probably it was some of this, some of that. some of the equipment in use, some of having seen the movie multiple times. having recovered from the shock of noticing an integral feature which i'd completely overlooked to this point, i am left wondering only one thing...

what else haven't i noticed in hunger games, and [drum roll] in life??

02 December 2015

leaping onion jesus rockets

well here we are again. watching the story of another mass shooting unfold.

at 11am pacific time today, three people attacked a holiday party in a conference room at a community center in san bernadino, california, leaving 17 wounded and 14 dead. now, eight hours later, we know little more about what happened than we did immediately after the occurrence.

has this mere trickle of new information put a damper on news reporting? oh, no no no. don't be silly. there are anchors and reporters and analysts all booked for the day, all hoping for the scoop, all eagerly anticipating a chance to give their opinion.

the coverage is constant and live and granular. every tiny tidbit of information is reported and examined and analyzed and re-reported and re-examined and re-analyzed and rinse and repeat until the next tiny tidbit drops into the center ring, to be spotlighted in the attention of the nation's most brilliant spin-masters, who begin immediately to speculate a structure around the tidbit, twirling it in the web of their worldview. they will all say they aren't sure, will admit the speculations are speculatory, will all use all the right vocabulary about hypothesis and supposition so as not to mislead us into false faith in their winding web, while simultaneously yearning for us to make that very leap.

press conferences (uh... pressers) are hyped like rocket launches, complete with anticipatory countdowns and live video of an empty podium waiting like a lonely manger for the wee baby jesus*, because pressers are where the Officials deliver Real True Facts and as good as the tidbits are, Real True Facts from Officials are many many orders of magnitude better. whereas the heads can twirl a worldview web from the tidbits, they can Claim Knowledge with the Real True Facts. worldviews are ephemeral.
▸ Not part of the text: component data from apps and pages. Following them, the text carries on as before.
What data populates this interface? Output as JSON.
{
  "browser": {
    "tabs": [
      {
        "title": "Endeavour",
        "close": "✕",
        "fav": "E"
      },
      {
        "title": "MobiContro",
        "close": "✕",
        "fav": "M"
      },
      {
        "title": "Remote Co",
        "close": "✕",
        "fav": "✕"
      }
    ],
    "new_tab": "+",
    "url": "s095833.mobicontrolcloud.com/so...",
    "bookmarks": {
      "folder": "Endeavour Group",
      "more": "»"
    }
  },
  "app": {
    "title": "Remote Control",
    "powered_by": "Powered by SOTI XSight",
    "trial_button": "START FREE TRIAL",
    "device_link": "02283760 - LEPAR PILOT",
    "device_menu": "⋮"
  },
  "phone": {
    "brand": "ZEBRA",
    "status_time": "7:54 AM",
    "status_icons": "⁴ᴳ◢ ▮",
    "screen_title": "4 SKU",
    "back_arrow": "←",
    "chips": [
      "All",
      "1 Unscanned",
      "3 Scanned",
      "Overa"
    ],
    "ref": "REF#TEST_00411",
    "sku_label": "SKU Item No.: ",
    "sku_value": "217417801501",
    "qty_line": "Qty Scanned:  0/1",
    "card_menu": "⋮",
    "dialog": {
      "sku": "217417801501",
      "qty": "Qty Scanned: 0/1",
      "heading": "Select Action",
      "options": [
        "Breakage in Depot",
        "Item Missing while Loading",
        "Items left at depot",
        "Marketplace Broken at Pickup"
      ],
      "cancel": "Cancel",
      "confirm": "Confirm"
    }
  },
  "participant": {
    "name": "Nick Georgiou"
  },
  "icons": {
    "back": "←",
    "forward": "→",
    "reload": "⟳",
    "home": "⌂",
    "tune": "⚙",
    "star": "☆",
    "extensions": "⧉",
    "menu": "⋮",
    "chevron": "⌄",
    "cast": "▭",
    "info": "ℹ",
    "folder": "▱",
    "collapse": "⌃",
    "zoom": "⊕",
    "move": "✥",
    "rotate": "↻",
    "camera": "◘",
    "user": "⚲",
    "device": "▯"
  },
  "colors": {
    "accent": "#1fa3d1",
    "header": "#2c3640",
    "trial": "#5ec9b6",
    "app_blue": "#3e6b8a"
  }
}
Knowledge Claims are power.

thing is, a major story such as the aforementioned act of violence is complex. simple stories aren't big news and complex stories are... uh... complex. you know -- large things made of many smaller, interconnected things? complex. the complexity which factors into the producers' deeming the story worthy of scrutiny, that very complexity naturally contributes in the story's unfolding slowly.

the coverage is constant, and the facts are sparse, thus the result: everyone says the same things, watches the same scraps of video, talks to the same eye witnesses and experts. over and over, tearing into this great onion of a story and coming back with a mere scrap and subjecting that scrap to thorough examination.

the extreme inspection of minutiae elevates the minutiae. the scarcity of fact de-elevates the fact. the worldview webs, being more prominent, distract from the Knowledge Claims.

in all the constant coverage, ironically, the story itself is lost.

*rocket and jesus in one sentence. boom.`